By the way, in case you didn't get my cryptic post above, the gist is that I have remade all the original Mystara hex symbols, as well as a large proportion of the original maps. I agree that it takes a long time to make a good map, but thanks to the programs available nowadays the tools are available to us.

Cool! I would like to get a copy of these symbols. Of course I'm not sure if I'll be able to use them. My command of Photoshop (?) is at best limited. I have a copy but found it user-unfriendly. For a good laugh: I completed a board game prototype a few years back and got so frustrated with Photoshop I ended up moving everything to... MS Paint! The boardgame looked good but the files would be worthless to a publisher.

Haldemar = He could be either Kirk or Picard, really.
Leo = Seems much more Scotty than Geordi
Talasar = Here's a tough one, IIRC, he's the First Officer, but he seems more like Bones than Spock or Riker.
Xerdon = Riker? Chekhov? Worf?
Ashari = Wesley Crusher?

I wasn't quite so literal about the above. I alluded to the general concept of a ship and its crew having regular adventures in uncharted lands. Obviously the PA crew has no direct relation to Star Trek.

I loved the new instalment Bruce! What can we do to convince Paizo to make this something that is a more frequent series than 1 instalment per 13 years?

I'll talk to Erik Mona. Can't promise anything -- this is a very long shot.

Maybe I can. I draw my maps by using a combination of Hexmapper (for the basic hexes layout) and MS Paint (for the details, such as roads, rivers, coastlines, and names).
I do not use really good Thorf's hexes (the list I use is available here: ;just substitute with this folder the "Hexes" folder of the Hexmapper), but I think it should be quite easy to convert them in .bmp files (that can be accepted as new terrain hexes by the Hexmapper). (etc...)

Thanks for all the info on mapping. This is all very interesting. I wish I'd had all that stuff available to me when I wrote the original episodes of the Princess Ark. I used to draw these maps directly on paper, with a separate layer for text. Somewhere in the process, I made copies of these maps and started taping them together into an ever-expanding patchwork. It looked pretty silly and cumbersome.

I must admit I enjoyed the exercise of converting bits of these featureless continental maps into small-scale hex maps for the adventures -- all the while wondering what manner of creatures might be living there. Usually, the first version of the map ended up being scrapped as a result of putting together the adventure. I remember my wife walking away, shaking her head and rolling her eyes when I told her I had to redraft the map... oh, somewhere around 3:30 am on deadline day. She just could not understand that part.

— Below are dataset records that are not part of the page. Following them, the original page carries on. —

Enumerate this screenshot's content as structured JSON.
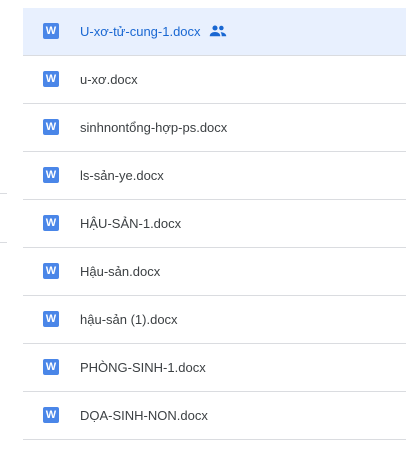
{
  "files": [
    {
      "name": "U-xơ-tử-cung-1.docx",
      "icon": "docs-word-icon",
      "icon_letter": "W",
      "selected": true,
      "shared": true,
      "shared_icon": "people-icon"
    },
    {
      "name": "u-xơ.docx",
      "icon": "docs-word-icon",
      "icon_letter": "W",
      "selected": false,
      "shared": false
    },
    {
      "name": "sinhnontổng-hợp-ps.docx",
      "icon": "docs-word-icon",
      "icon_letter": "W",
      "selected": false,
      "shared": false
    },
    {
      "name": "ls-sản-ye.docx",
      "icon": "docs-word-icon",
      "icon_letter": "W",
      "selected": false,
      "shared": false
    },
    {
      "name": "HẬU-SẢN-1.docx",
      "icon": "docs-word-icon",
      "icon_letter": "W",
      "selected": false,
      "shared": false
    },
    {
      "name": "Hậu-sản.docx",
      "icon": "docs-word-icon",
      "icon_letter": "W",
      "selected": false,
      "shared": false
    },
    {
      "name": "hậu-sản (1).docx",
      "icon": "docs-word-icon",
      "icon_letter": "W",
      "selected": false,
      "shared": false
    },
    {
      "name": "PHÒNG-SINH-1.docx",
      "icon": "docs-word-icon",
      "icon_letter": "W",
      "selected": false,
      "shared": false
    },
    {
      "name": "DỌA-SINH-NON.docx",
      "icon": "docs-word-icon",
      "icon_letter": "W",
      "selected": false,
      "shared": false
    }
  ],
  "colors": {
    "icon_blue": "#4a86e8",
    "selected_background": "#e8f0fe",
    "selected_text": "#1967d2",
    "text": "#3c4043",
    "divider": "#dadce0"
  }
}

Q: Bruce, I admire your work with Mystara, especially the Savage Coast, where you created an entire sub-setting to go along with the Known World. I like how it had its own themes (e.g. the Red Curse and swashbuckling) but was neatly woven into the wider Mystara continuity. I also like how you stuck to the Known World model with tiny countries based on a kaleidoscope of real world cultures. Did you ever entertain thoughts about making another sub-setting on Mystara?

A: Not within the scope of the Princess Ark. By the time the PA series ended, the Mystara line had gone over to a different design group focused on the AD&D game. The passion just wasn't there. It pretty much ended any long term planning for this product line. By then TSR's finances also were at their worst which didn't help. If the PA series had continued, either Northwestern Davania would have become the next area of focus, or inland areas north of the Savage Coast.